# Heun's method for a system of ODE's [closed]

I need to solve a system of two ODE's using improved Euler's (Heun) method. Can any one help as I am pretty bad at Mathematica. This is what I've come up with so far

f[t_, x_, y_] = -4 x - 2 y + cos (t) + 4 sin (t);
g[t_, x_, y_] = 3 x + y - 3 sin (t);
xlist = {0};
ylist = {-1};
h = .1;
n = 10;
For[i = 1, i <= n, i++,
{
k1 = h*f[ h*(i - 1), xlist[[i]], ylist[[i]] ],
m1 = h*g[ h*(i - 1), xlist[[i]], ylist[[i]] ],
k2 = h*f[h*(i - 0.5), xlist[[i], ylist[[i]] + 0.5 k1],
m2 = h*g[h*(i - 0.5), xlist[[i], ylist[[i]] + 0.5 m1],
k3 = h*f[h*(i - 0.5), xlist[[i]], ylist[[i]] + 0.5 k2]],
m3 = h*g[h*(i - 0.5), xlist[[i], ylist[[i]] + 0.5 m2],
k4 = h*f[ h*i, xlist[[i]], ylist[[i]] + k3]
m4 = h*g[ h*i, xlist[[i]], ylist[[i]] + m3]
AppendTo[xlist, xlist[[i]] + 1/6*(k1 + k2 + k3 + k4)],
AppendTo[ylist, ylist[[i]] + 1/6*(m1 + m2 + m3_m4)]
]]}]
xlist
ylist


## closed as off-topic by bbgodfrey, Michael E2, happy fish, Kuba♦May 7 '17 at 8:16

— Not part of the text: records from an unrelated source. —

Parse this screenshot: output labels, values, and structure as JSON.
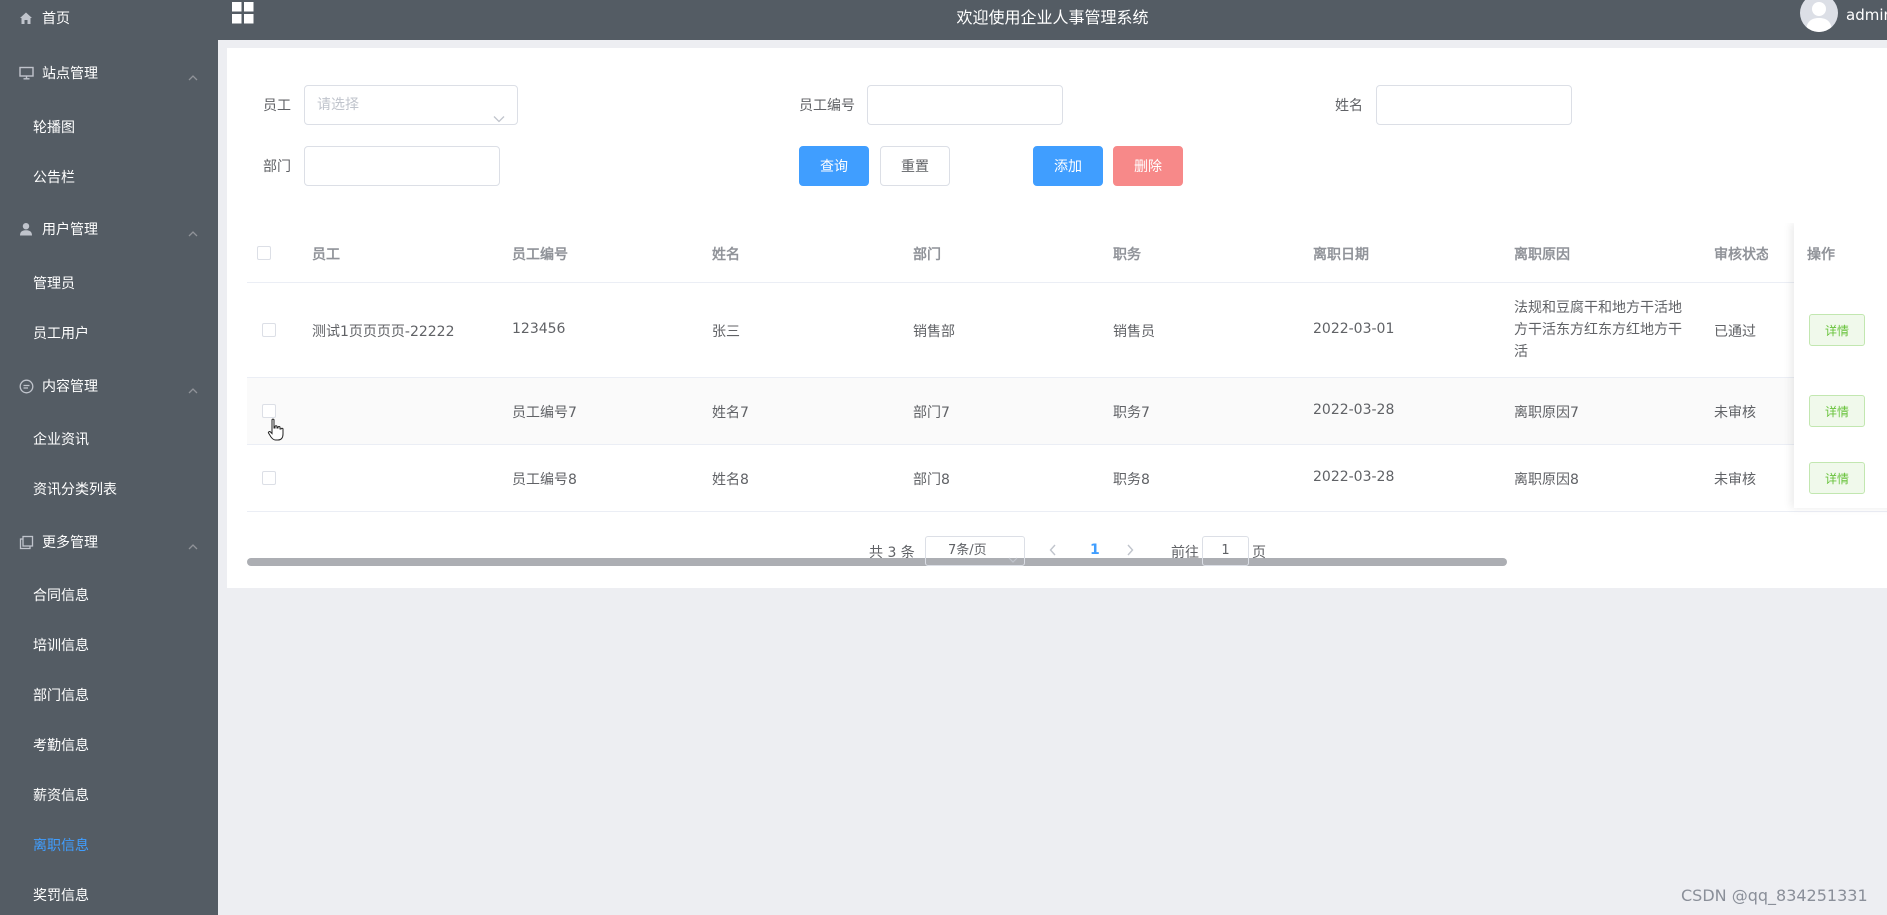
{
  "sidebar": {
    "items": [
      {
        "label": "首页",
        "icon": "home-icon"
      },
      {
        "label": "站点管理",
        "icon": "monitor-icon"
      },
      {
        "label": "轮播图"
      },
      {
        "label": "公告栏"
      },
      {
        "label": "用户管理",
        "icon": "user-icon"
      },
      {
        "label": "管理员"
      },
      {
        "label": "员工用户"
      },
      {
        "label": "内容管理",
        "icon": "chat-icon"
      },
      {
        "label": "企业资讯"
      },
      {
        "label": "资讯分类列表"
      },
      {
        "label": "更多管理",
        "icon": "copy-icon"
      },
      {
        "label": "合同信息"
      },
      {
        "label": "培训信息"
      },
      {
        "label": "部门信息"
      },
      {
        "label": "考勤信息"
      },
      {
        "label": "薪资信息"
      },
      {
        "label": "离职信息"
      },
      {
        "label": "奖罚信息"
      }
    ],
    "active_color": "#409eff"
  },
  "header": {
    "title": "欢迎使用企业人事管理系统",
    "user": "admin"
  },
  "filters": {
    "employee_label": "员工",
    "employee_placeholder": "请选择",
    "code_label": "员工编号",
    "name_label": "姓名",
    "dept_label": "部门"
  },
  "buttons": {
    "search": "查询",
    "reset": "重置",
    "add": "添加",
    "delete": "删除"
  },
  "table": {
    "columns": [
      "员工",
      "员工编号",
      "姓名",
      "部门",
      "职务",
      "离职日期",
      "离职原因",
      "审核状态",
      "操作"
    ],
    "rows": [
      {
        "employee": "测试1页页页页-22222",
        "code": "123456",
        "name": "张三",
        "dept": "销售部",
        "position": "销售员",
        "date": "2022-03-01",
        "reason": "法规和豆腐干和地方干活地方干活东方红东方红地方干活",
        "status": "已通过",
        "action": "详情"
      },
      {
        "employee": "",
        "code": "员工编号7",
        "name": "姓名7",
        "dept": "部门7",
        "position": "职务7",
        "date": "2022-03-28",
        "reason": "离职原因7",
        "status": "未审核",
        "action": "详情"
      },
      {
        "employee": "",
        "code": "员工编号8",
        "name": "姓名8",
        "dept": "部门8",
        "position": "职务8",
        "date": "2022-03-28",
        "reason": "离职原因8",
        "status": "未审核",
        "action": "详情"
      }
    ]
  },
  "pagination": {
    "total": "共 3 条",
    "page_size": "7条/页",
    "current_page": "1",
    "goto_label": "前往",
    "goto_value": "1",
    "page_suffix": "页"
  },
  "watermark": "CSDN @qq_834251331",
  "colors": {
    "sidebar_bg": "#545c64",
    "primary": "#409eff",
    "danger": "#f78989",
    "success": "#67c23a"
  }
}
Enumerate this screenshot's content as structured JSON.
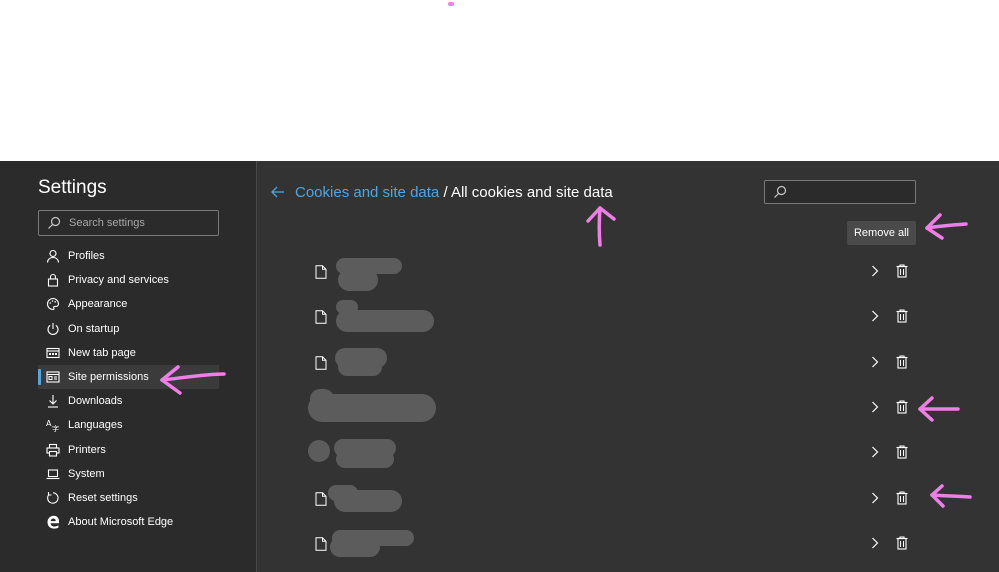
{
  "sidebar": {
    "title": "Settings",
    "search_placeholder": "Search settings",
    "items": [
      {
        "label": "Profiles",
        "icon": "person-icon"
      },
      {
        "label": "Privacy and services",
        "icon": "lock-icon"
      },
      {
        "label": "Appearance",
        "icon": "palette-icon"
      },
      {
        "label": "On startup",
        "icon": "power-icon"
      },
      {
        "label": "New tab page",
        "icon": "new-tab-icon"
      },
      {
        "label": "Site permissions",
        "icon": "site-permissions-icon",
        "active": true
      },
      {
        "label": "Downloads",
        "icon": "download-icon"
      },
      {
        "label": "Languages",
        "icon": "languages-icon"
      },
      {
        "label": "Printers",
        "icon": "printer-icon"
      },
      {
        "label": "System",
        "icon": "laptop-icon"
      },
      {
        "label": "Reset settings",
        "icon": "reset-icon"
      },
      {
        "label": "About Microsoft Edge",
        "icon": "edge-logo-icon"
      }
    ]
  },
  "header": {
    "breadcrumb_link": "Cookies and site data",
    "breadcrumb_sep": "/",
    "breadcrumb_current": "All cookies and site data"
  },
  "site_search": {
    "placeholder": ""
  },
  "remove_all_label": "Remove all",
  "rows_count_visible": 7,
  "colors": {
    "accent": "#4fa6e0",
    "background": "#333333",
    "sidebar": "#2b2b2b",
    "annotation": "#f07ee8"
  }
}
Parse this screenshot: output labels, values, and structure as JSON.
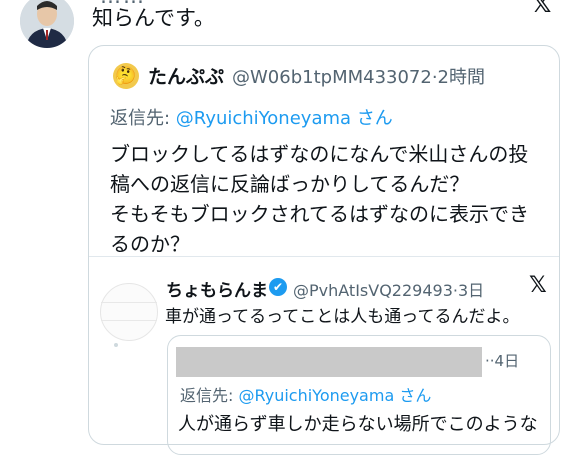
{
  "top_tweet": {
    "text_line": "知らんです。",
    "cut_line": "……",
    "x_logo": "𝕏"
  },
  "quote1": {
    "avatar_emoji": "🤔",
    "name": "たんぷぷ",
    "handle_time": "@W06b1tpMM433072·2時間",
    "reply_label": "返信先: ",
    "reply_target": "@RyuichiYoneyama さん",
    "body_lines": [
      "ブロックしてるはずなのになんで米山さんの投",
      "稿への返信に反論ばっかりしてるんだ？",
      "そもそもブロックされてるはずなのに表示でき",
      "るのか？"
    ]
  },
  "quote2": {
    "name": "ちょもらんま",
    "verified_glyph": "✔",
    "handle_time": "@PvhAtIsVQ229493·3日",
    "x_logo": "𝕏",
    "body": "車が通ってるってことは人も通ってるんだよ。"
  },
  "quote3": {
    "time": "··4日",
    "reply_label": "返信先: ",
    "reply_target": "@RyuichiYoneyama さん",
    "body": "人が通らず車しか走らない場所でこのような"
  }
}
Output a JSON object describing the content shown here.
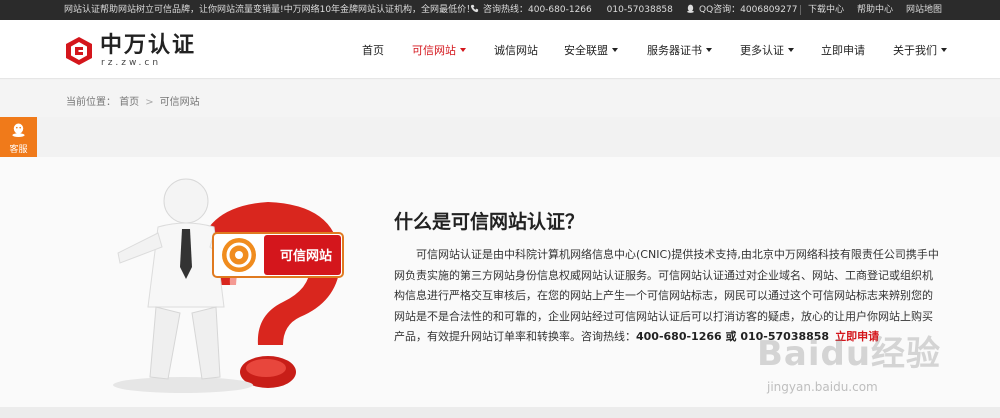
{
  "topbar": {
    "promo": "网站认证帮助网站树立可信品牌，让你网站流量变销量!中万网络10年金牌网站认证机构，全网最低价！",
    "hotline_label": "咨询热线：400-680-1266",
    "hotline_alt": "010-57038858",
    "qq": "QQ咨询：4006809277",
    "links": [
      "下载中心",
      "帮助中心",
      "网站地图"
    ]
  },
  "logo": {
    "brand": "中万认证",
    "domain": "rz.zw.cn"
  },
  "nav": {
    "items": [
      {
        "label": "首页",
        "dropdown": false
      },
      {
        "label": "可信网站",
        "dropdown": true
      },
      {
        "label": "诚信网站",
        "dropdown": false
      },
      {
        "label": "安全联盟",
        "dropdown": true
      },
      {
        "label": "服务器证书",
        "dropdown": true
      },
      {
        "label": "更多认证",
        "dropdown": true
      },
      {
        "label": "立即申请",
        "dropdown": false
      },
      {
        "label": "关于我们",
        "dropdown": true
      }
    ],
    "active_index": 1
  },
  "breadcrumb": {
    "prefix": "当前位置：",
    "home": "首页",
    "sep": ">",
    "current": "可信网站"
  },
  "kefu": {
    "label": "客服",
    "icon": "chat-bubble-icon"
  },
  "main": {
    "badge": "可信网站",
    "heading": "什么是可信网站认证？",
    "desc": "可信网站认证是由中科院计算机网络信息中心(CNIC)提供技术支持,由北京中万网络科技有限责任公司携手中网负责实施的第三方网站身份信息权威网站认证服务。可信网站认证通过对企业域名、网站、工商登记或组织机构信息进行严格交互审核后，在您的网站上产生一个可信网站标志，网民可以通过这个可信网站标志来辨别您的网站是不是合法性的和可靠的，企业网站经过可信网站认证后可以打消访客的疑虑，放心的让用户你网站上购买产品，有效提升网站订单率和转换率。咨询热线：",
    "phone": "400-680-1266 或 010-57038858",
    "apply": "立即申请"
  },
  "watermark": {
    "big": "Baidu经验",
    "small": "jingyan.baidu.com"
  },
  "colors": {
    "accent": "#d4161c",
    "topbar_bg": "#2b2b2b",
    "kefu_bg": "#f07a1a"
  }
}
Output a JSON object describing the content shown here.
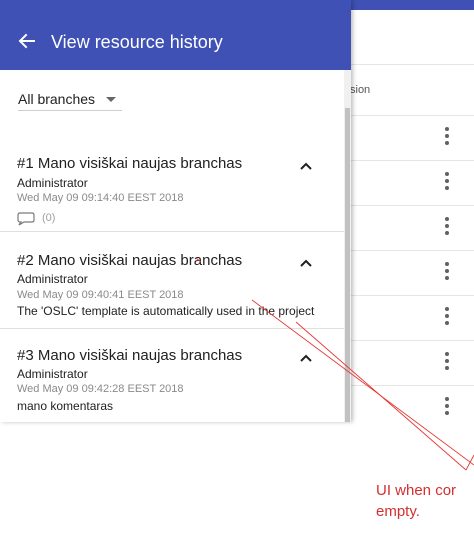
{
  "background_table": {
    "column_label": "sion",
    "row_count": 7
  },
  "panel": {
    "title": "View resource history",
    "back_icon": "arrow-left-icon",
    "branch_filter": "All branches"
  },
  "entries": [
    {
      "title": "#1 Mano visiškai naujas branchas",
      "author": "Administrator",
      "date": "Wed May 09 09:14:40 EEST 2018",
      "comment": "",
      "comment_count": "(0)"
    },
    {
      "title": "#2 Mano visiškai naujas branchas",
      "author": "Administrator",
      "date": "Wed May 09 09:40:41 EEST 2018",
      "comment": "The 'OSLC' template is automatically used in the project"
    },
    {
      "title": "#3 Mano visiškai naujas branchas",
      "author": "Administrator",
      "date": "Wed May 09 09:42:28 EEST 2018",
      "comment": "mano komentaras"
    }
  ],
  "annotation": {
    "line1": "UI when cor",
    "line2": "empty."
  },
  "colors": {
    "header": "#3f51b5",
    "annotation": "#d32f2f"
  }
}
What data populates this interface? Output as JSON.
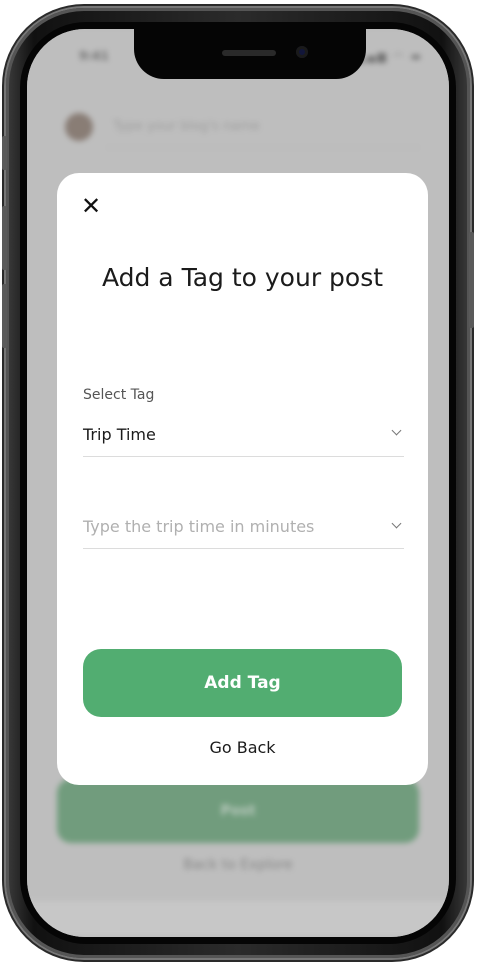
{
  "status_bar": {
    "time": "9:41",
    "icons": "▂▄▆ ◠ ▬"
  },
  "background": {
    "input_placeholder": "Type your blog's name",
    "post_button": "Post",
    "back_link": "Back to Explore"
  },
  "modal": {
    "title": "Add a Tag to your post",
    "select_label": "Select Tag",
    "select_value": "Trip Time",
    "input_placeholder": "Type the trip time in minutes",
    "add_button": "Add Tag",
    "go_back": "Go Back",
    "close_icon": "close-icon",
    "accent_color": "#52ad71"
  }
}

This question appears to be off-topic. The users who voted to close gave this specific reason:

• "This question arises due to a simple mistake such as a trivial syntax error, incorrect capitalization, spelling mistake, or other typographical error and is unlikely to help any future visitors, or else it is easily found in the documentation." – bbgodfrey, Michael E2, happy fish, Kuba
If this question can be reworded to fit the rules in the help center, please edit the question.

• One implementation of Heun's method can be found here: mathematica.stackexchange.com/questions/45436/… – Michael E2 May 6 '17 at 21:30
• You should take some time to learn the syntax, how function names are capitalized, when to use brackets, braces, and parentheses. Perhaps start by searching the documents for sin. – Michael E2 May 6 '17 at 21:41
• – Michael E2 May 7 '17 at 2:38

Toooooo many mistakes and syntax errors

f[t_, x_, y_] := -4 x - 2 y + Cos [t] + 4 Sin [t];
g[t_, x_, y_] := 3 x + y - 3 Sin [t];
xlist = {0};
ylist = {-1};
h = .1;
n = 10;
For[i = 1, i <= n,
i++, {k1 = h*f[h*(i - 1), xlist[[i]], ylist[[i]]];
m1 = h*g[h*(i - 1), xlist[[i]], ylist[[i]]];
k2 = h*f[h*(i - 0.5), xlist[[i]], ylist[[i]] + 0.5 k1];
m2 = h*g[h*(i - 0.5), xlist[[i]], ylist[[i]] + 0.5 m1];
k3 = h*f[h*(i - 0.5), xlist[[i]], ylist[[i]] + 0.5 k2];
m3 = h*g[h*(i - 0.5), xlist[[i]], ylist[[i]] + 0.5 m2];
k4 = h*f[h*i, xlist[[i]], ylist[[i]] + k3];
m4 = h*g[h*i, xlist[[i]], ylist[[i]] + m3] ;
AppendTo[xlist, xlist[[i]] + 1/6*(k1 + k2 + k3 + k4)],
AppendTo[ylist, ylist[[i]] + 1/6*(m1 + m2 + m3 + m4)]}]
xlist
ylist


{0, 0.193667, 0.373655, 0.540596, 0.694934, 0.836957, 0.966821, \ 1.08458, 1.19021, 1.28362, 1.36471}

{-1, -1.08051, -1.14683, -1.20053, -1.24296, -1.27526, -1.2984, \ -1.31319, -1.32032, -1.32039, -1.31388}

done

EDIT
plus a bonus in order to "see" the result

ListPlot[Table[{xlist[[t]], ylist[[t]]}, {t, 1, Length@xlist}]]


and for n=1000 you get a nice attractor

• I hope you get an A on this assignment, but I'm afraid that this use of For and AppendTo is bad practice. – Michael E2 May 7 '17 at 2:36